2 Pew Research Center, They’re Waiting Longer, but U.S. Women Today More Likely to Have Children Than a Decade Ago, January 18, 2018

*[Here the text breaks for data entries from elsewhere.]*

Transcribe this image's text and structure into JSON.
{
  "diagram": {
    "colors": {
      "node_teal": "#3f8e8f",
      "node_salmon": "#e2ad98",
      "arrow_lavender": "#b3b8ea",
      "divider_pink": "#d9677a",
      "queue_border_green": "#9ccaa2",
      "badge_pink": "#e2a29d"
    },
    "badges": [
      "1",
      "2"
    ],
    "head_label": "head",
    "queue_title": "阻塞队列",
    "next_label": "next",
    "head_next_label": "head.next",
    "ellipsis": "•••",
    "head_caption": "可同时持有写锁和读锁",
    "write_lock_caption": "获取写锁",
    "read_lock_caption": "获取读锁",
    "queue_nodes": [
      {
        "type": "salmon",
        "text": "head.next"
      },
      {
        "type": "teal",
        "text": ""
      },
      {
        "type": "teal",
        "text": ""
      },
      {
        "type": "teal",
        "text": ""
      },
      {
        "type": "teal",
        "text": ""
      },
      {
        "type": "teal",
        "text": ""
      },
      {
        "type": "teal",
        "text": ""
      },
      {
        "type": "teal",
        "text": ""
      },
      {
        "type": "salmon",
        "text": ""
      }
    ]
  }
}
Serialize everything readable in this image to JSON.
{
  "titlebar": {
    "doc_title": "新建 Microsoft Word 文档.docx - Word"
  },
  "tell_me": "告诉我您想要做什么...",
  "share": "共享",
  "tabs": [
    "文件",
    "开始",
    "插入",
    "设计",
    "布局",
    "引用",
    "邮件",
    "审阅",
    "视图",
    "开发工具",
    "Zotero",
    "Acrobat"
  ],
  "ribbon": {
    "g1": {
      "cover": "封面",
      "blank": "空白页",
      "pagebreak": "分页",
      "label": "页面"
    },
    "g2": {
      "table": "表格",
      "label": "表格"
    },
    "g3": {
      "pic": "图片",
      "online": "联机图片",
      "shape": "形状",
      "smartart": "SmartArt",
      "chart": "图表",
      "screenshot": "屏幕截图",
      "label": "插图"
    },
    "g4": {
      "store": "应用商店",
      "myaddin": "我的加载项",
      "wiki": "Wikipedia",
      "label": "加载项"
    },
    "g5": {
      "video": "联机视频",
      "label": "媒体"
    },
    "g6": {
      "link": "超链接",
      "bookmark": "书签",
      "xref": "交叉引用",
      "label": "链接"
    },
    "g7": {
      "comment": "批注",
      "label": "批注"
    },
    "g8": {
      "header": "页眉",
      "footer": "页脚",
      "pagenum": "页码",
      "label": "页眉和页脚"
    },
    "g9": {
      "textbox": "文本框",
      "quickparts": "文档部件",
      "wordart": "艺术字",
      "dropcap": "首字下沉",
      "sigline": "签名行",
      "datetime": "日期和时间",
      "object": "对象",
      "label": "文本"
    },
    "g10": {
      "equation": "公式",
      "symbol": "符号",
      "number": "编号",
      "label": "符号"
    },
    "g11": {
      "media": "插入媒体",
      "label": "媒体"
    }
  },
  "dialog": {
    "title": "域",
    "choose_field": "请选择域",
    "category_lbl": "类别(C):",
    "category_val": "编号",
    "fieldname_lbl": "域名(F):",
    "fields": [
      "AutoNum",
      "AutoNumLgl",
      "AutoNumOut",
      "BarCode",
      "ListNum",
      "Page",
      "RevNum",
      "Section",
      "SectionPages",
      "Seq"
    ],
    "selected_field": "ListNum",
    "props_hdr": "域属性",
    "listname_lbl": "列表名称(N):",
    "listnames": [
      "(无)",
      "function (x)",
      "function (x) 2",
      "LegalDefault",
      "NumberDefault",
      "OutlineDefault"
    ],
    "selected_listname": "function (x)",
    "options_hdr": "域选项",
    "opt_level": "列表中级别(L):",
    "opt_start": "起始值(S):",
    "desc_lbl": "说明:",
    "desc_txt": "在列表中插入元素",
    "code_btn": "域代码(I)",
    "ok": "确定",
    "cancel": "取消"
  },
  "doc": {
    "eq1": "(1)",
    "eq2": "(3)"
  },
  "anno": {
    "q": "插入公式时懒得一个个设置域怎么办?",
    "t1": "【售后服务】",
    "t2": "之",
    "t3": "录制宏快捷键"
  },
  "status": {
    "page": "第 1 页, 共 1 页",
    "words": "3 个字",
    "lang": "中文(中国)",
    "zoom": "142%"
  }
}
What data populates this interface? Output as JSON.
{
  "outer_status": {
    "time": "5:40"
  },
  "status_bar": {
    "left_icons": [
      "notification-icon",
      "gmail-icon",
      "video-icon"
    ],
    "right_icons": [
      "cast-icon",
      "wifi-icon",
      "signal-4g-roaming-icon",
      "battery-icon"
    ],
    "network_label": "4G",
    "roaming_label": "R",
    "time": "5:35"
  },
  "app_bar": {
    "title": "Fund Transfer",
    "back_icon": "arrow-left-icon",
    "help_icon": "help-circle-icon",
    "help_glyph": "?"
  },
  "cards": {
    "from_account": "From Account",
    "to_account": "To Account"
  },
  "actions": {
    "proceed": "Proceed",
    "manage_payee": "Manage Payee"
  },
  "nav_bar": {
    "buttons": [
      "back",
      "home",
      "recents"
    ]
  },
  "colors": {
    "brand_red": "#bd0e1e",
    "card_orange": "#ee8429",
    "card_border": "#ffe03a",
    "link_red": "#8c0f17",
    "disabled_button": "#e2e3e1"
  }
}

3 Cornell University, Getting a Job: Is There a Motherhood Penalty? Shelley J. Correll, Stephen Benard, and In Paik, March 20074 U.S. Department of Labor, Women and Retirement Savings, September 2017